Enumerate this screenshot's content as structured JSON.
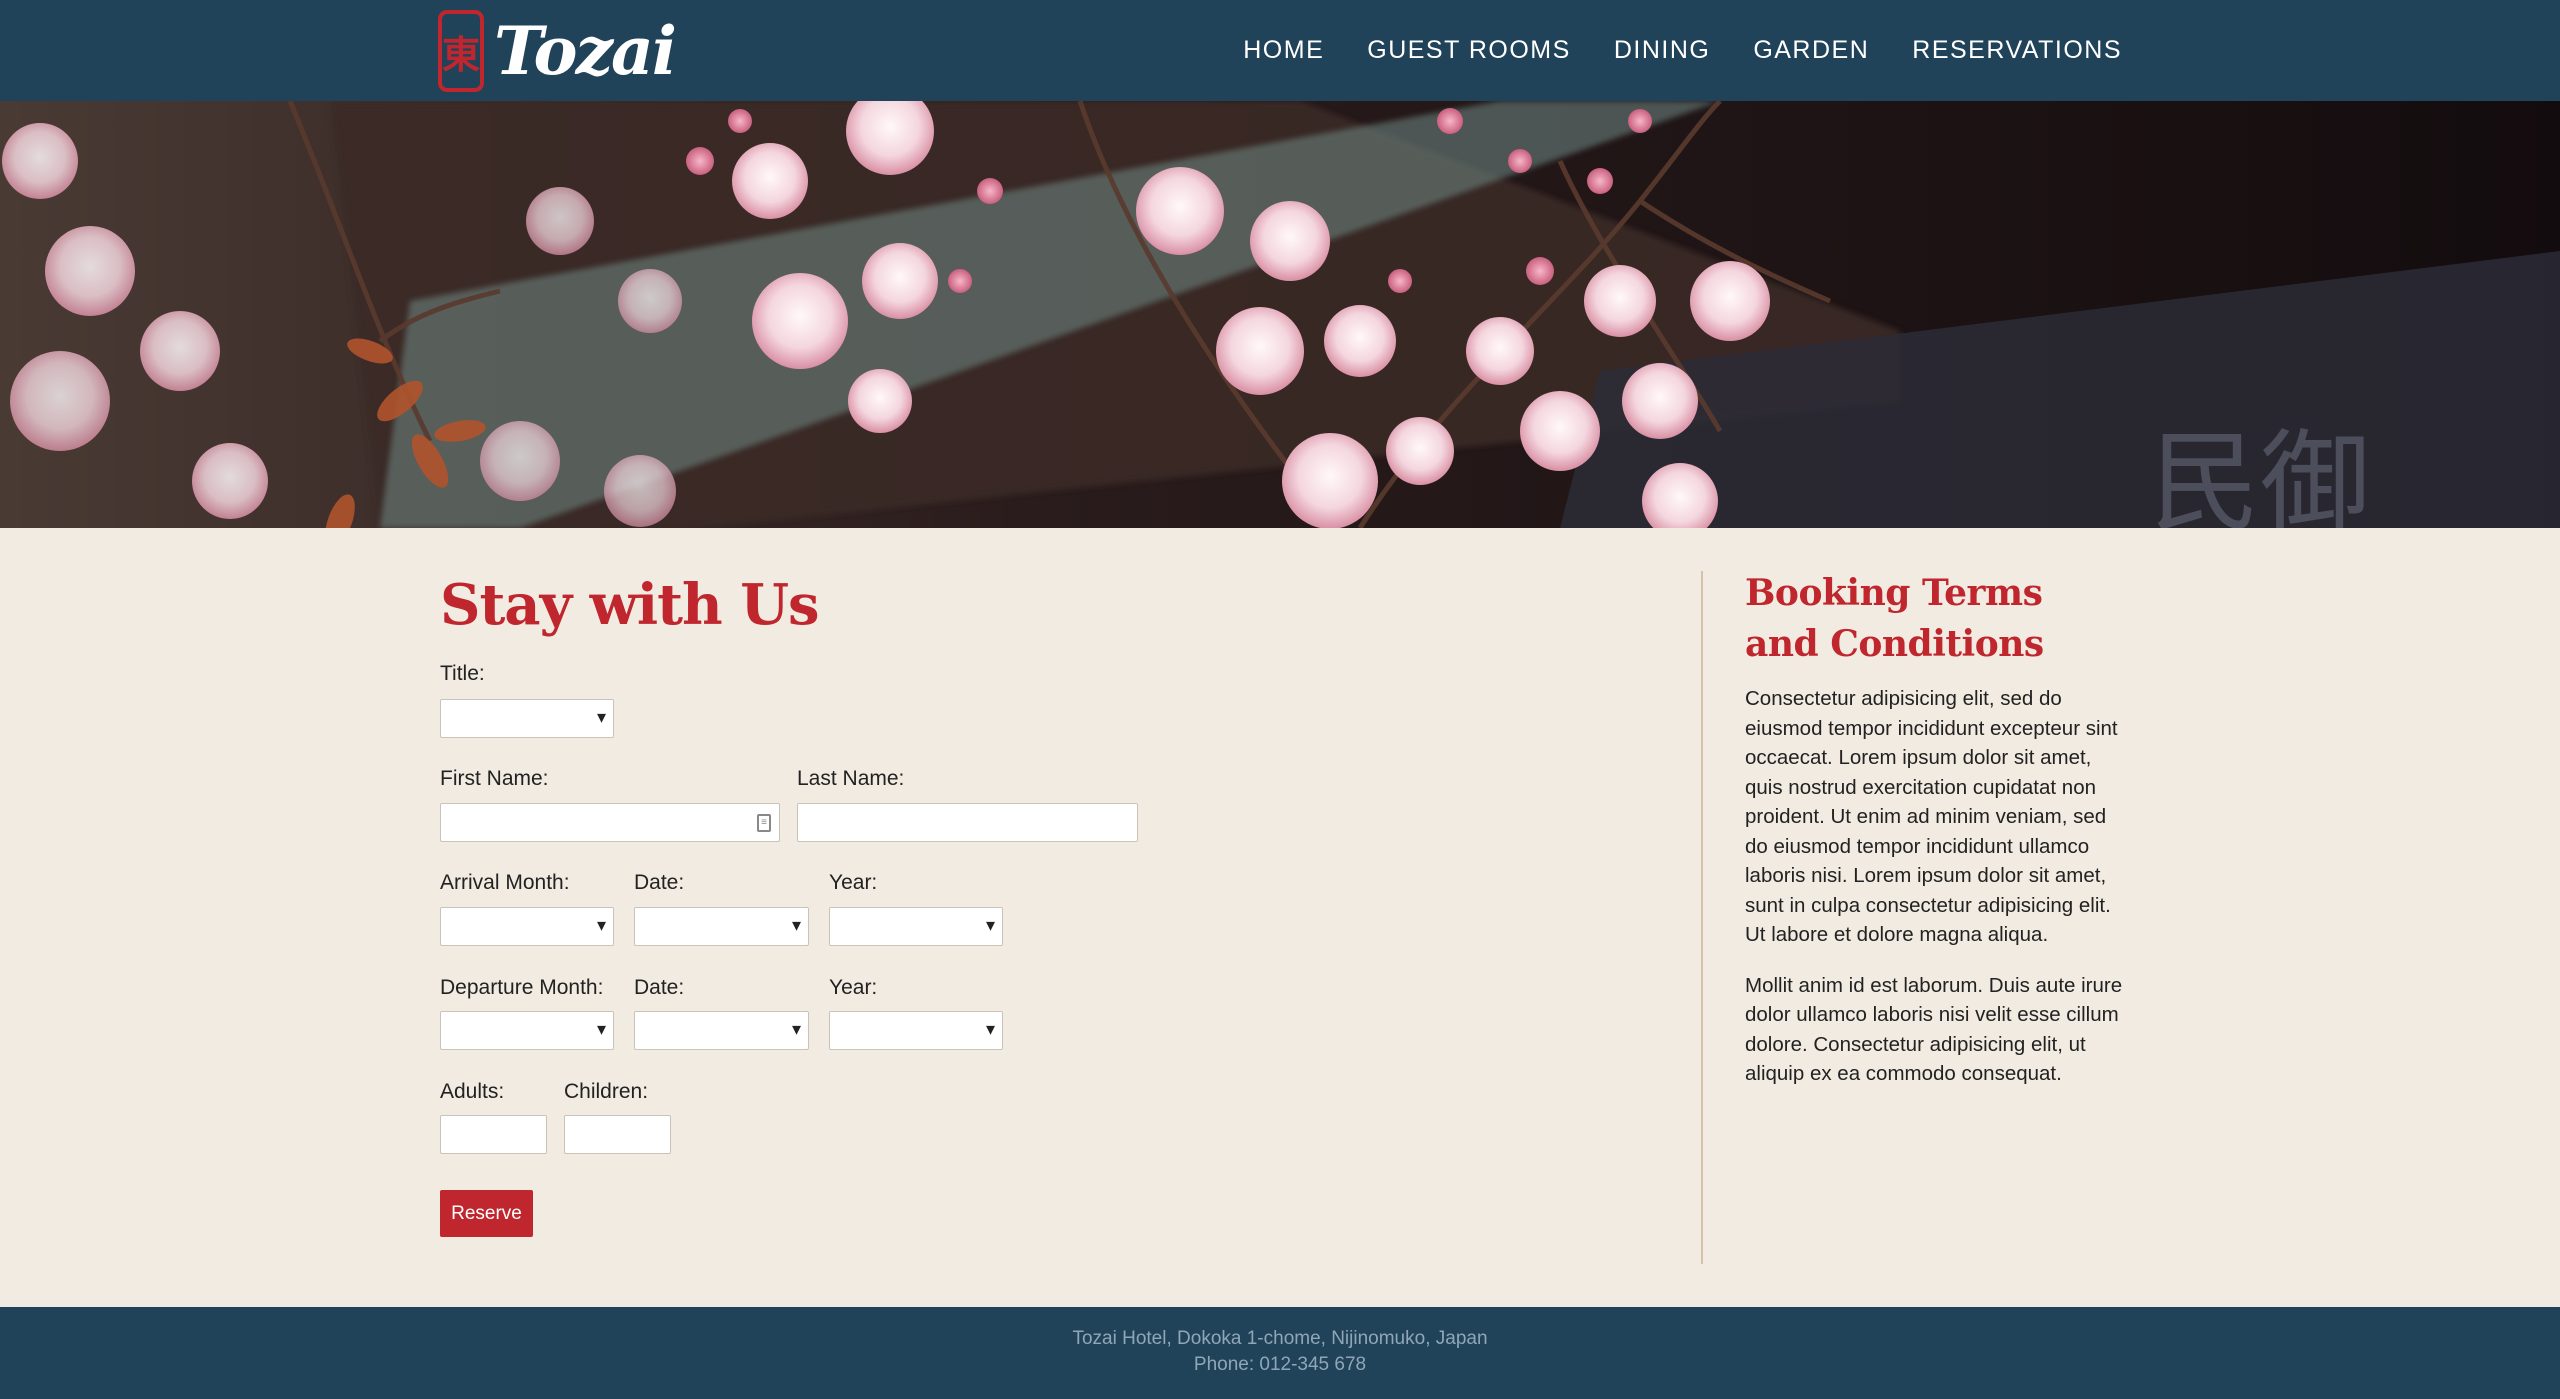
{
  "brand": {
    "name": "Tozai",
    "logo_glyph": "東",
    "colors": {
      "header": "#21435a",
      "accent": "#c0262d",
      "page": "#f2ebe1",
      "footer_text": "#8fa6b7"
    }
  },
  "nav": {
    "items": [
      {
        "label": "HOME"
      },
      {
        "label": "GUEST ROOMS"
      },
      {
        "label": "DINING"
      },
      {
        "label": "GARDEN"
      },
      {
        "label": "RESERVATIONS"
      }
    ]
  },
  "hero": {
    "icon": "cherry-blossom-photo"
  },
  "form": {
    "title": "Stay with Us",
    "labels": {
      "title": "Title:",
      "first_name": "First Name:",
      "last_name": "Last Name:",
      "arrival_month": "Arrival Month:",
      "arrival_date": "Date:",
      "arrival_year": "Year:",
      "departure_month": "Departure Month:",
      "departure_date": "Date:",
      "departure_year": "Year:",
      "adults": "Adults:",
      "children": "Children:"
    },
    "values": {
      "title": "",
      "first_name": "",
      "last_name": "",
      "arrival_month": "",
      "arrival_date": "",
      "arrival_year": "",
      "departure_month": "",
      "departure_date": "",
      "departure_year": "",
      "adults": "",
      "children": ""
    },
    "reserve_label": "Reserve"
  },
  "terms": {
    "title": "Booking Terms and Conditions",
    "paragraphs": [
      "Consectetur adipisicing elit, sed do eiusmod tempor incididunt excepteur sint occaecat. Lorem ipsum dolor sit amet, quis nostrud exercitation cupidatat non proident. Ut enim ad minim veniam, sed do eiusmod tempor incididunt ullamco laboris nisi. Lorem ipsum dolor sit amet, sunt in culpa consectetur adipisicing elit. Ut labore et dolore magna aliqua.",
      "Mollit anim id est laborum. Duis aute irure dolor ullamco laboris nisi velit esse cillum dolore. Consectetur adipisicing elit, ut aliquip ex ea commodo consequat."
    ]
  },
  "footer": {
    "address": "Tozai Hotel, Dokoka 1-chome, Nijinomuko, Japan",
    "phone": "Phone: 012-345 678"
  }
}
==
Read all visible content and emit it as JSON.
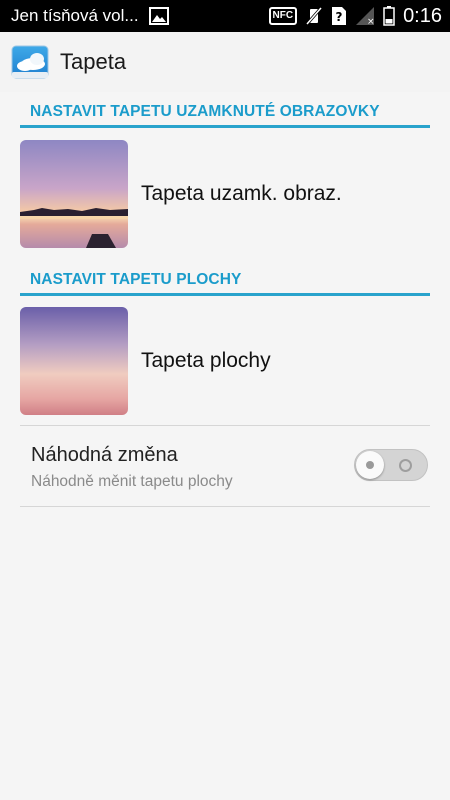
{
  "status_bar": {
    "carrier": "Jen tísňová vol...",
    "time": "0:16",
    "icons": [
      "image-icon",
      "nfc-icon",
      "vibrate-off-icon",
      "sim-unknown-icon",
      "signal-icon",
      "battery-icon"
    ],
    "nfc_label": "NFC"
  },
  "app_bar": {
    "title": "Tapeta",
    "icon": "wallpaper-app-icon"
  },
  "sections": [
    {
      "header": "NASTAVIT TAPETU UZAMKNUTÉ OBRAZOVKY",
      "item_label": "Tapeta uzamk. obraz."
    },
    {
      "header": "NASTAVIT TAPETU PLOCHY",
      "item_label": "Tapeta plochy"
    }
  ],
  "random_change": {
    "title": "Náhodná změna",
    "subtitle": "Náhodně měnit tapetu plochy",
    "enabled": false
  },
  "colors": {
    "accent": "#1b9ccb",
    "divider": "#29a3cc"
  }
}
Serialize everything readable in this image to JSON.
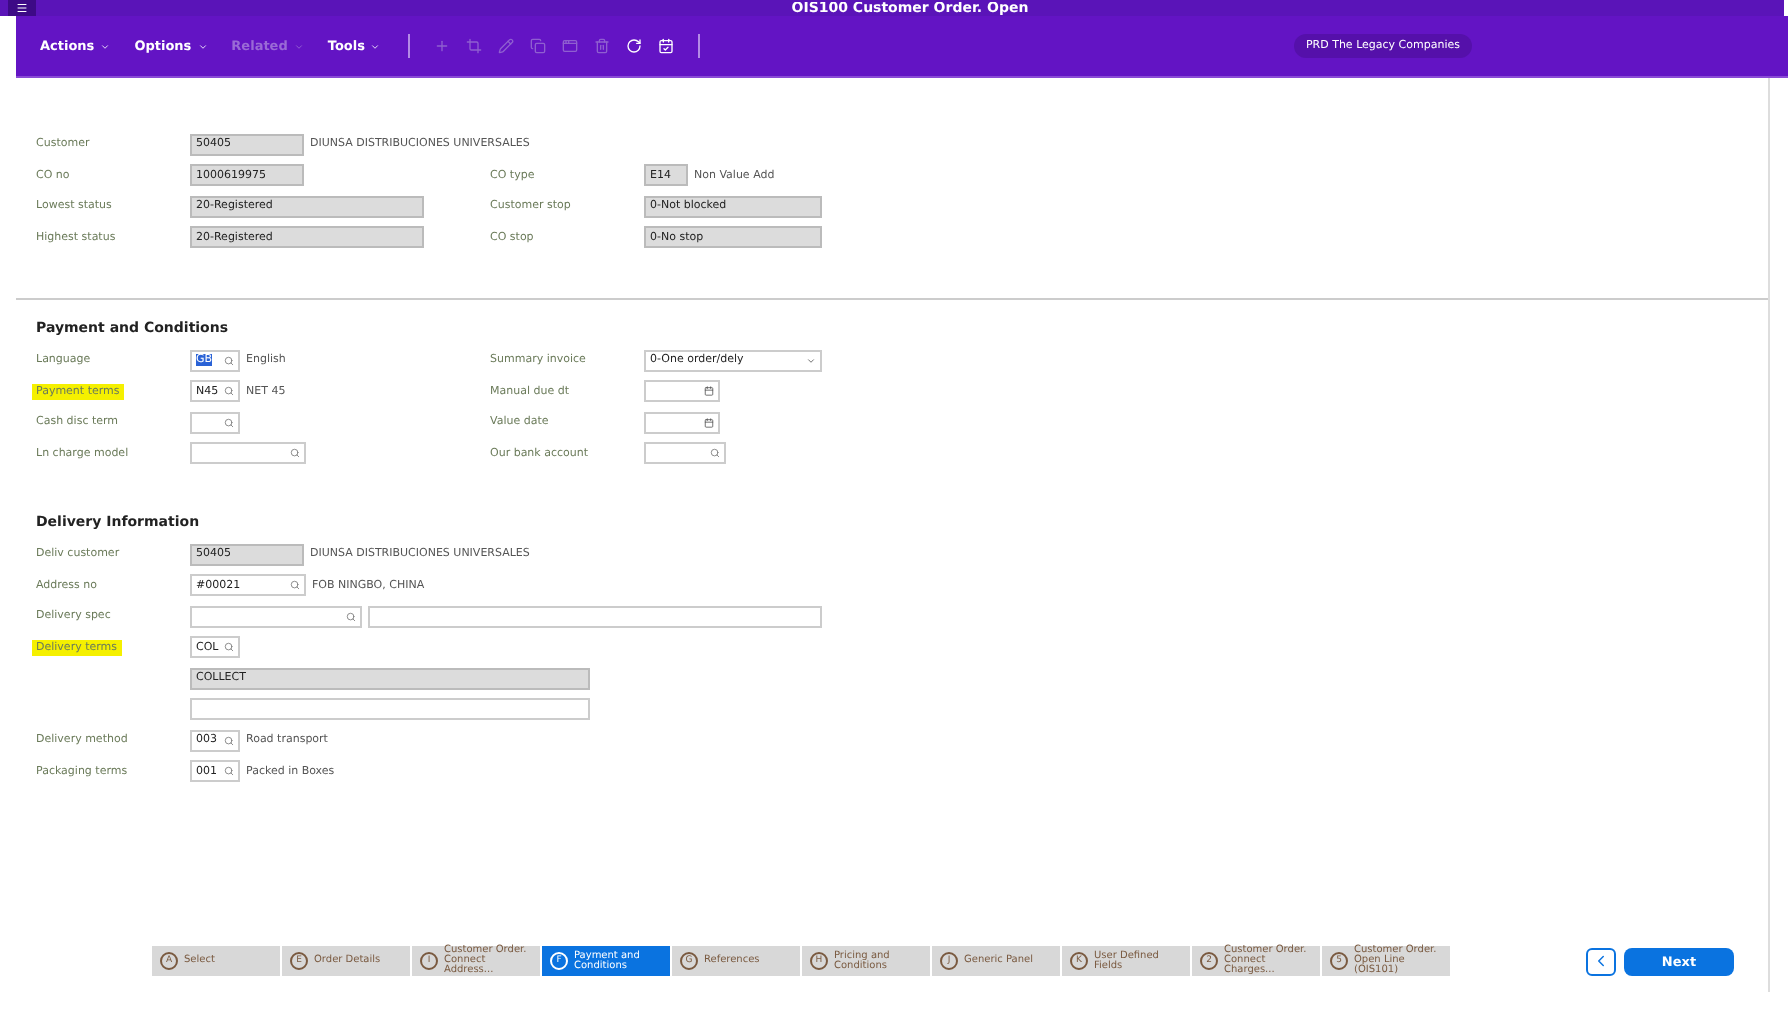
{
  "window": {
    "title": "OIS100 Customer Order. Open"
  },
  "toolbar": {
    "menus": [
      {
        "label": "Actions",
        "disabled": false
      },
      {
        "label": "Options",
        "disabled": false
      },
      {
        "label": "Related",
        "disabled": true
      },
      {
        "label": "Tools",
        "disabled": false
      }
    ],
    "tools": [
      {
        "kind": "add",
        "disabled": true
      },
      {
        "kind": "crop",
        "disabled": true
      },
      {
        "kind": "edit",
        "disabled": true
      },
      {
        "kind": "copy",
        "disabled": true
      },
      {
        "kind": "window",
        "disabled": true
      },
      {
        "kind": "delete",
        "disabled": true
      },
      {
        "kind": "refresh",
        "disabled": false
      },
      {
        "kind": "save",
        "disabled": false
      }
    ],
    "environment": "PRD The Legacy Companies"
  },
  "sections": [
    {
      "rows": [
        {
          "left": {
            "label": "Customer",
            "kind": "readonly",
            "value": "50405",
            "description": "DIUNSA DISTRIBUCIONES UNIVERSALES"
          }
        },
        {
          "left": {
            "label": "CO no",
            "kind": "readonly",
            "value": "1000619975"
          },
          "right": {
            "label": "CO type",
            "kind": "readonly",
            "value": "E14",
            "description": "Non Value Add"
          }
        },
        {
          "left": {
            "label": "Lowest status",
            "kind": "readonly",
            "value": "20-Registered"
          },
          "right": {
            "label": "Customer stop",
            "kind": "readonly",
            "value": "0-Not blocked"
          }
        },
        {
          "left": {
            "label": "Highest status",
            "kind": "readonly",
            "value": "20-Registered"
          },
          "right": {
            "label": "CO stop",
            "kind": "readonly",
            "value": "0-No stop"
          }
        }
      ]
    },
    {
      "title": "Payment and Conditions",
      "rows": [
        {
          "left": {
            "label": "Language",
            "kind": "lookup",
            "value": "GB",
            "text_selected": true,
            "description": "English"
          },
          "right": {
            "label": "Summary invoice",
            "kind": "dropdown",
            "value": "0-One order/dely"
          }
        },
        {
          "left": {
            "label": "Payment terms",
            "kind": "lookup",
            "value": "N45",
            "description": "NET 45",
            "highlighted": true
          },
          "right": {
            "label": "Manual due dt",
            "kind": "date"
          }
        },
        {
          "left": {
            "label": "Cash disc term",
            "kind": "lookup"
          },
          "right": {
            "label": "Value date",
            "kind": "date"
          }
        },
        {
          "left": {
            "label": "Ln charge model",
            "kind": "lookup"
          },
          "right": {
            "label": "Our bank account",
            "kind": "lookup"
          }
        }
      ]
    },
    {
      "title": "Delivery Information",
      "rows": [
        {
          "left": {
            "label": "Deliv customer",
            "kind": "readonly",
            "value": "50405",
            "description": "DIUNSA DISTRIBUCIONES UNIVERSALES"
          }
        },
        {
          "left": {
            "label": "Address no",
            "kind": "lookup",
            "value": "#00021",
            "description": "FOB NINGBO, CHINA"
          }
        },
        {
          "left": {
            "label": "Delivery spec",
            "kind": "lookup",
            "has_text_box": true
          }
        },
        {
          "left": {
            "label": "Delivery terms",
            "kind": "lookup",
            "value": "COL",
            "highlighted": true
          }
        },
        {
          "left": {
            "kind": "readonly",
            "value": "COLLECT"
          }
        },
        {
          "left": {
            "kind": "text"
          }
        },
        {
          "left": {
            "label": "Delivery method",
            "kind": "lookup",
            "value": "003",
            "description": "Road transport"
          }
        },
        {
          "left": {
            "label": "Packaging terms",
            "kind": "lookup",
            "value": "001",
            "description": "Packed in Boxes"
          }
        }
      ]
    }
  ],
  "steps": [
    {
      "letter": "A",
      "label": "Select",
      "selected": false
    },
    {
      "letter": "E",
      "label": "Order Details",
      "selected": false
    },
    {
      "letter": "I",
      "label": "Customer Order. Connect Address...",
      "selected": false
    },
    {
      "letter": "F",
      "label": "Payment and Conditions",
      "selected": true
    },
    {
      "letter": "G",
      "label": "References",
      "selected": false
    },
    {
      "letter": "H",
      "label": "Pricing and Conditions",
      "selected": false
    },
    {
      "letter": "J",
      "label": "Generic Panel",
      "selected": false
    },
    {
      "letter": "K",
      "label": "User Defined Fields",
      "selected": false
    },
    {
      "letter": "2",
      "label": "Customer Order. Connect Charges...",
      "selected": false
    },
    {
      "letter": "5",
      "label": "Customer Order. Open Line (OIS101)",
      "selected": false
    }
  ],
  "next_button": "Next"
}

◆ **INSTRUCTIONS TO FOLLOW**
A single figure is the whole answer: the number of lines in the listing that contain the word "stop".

◆ **TASK RESULT**
3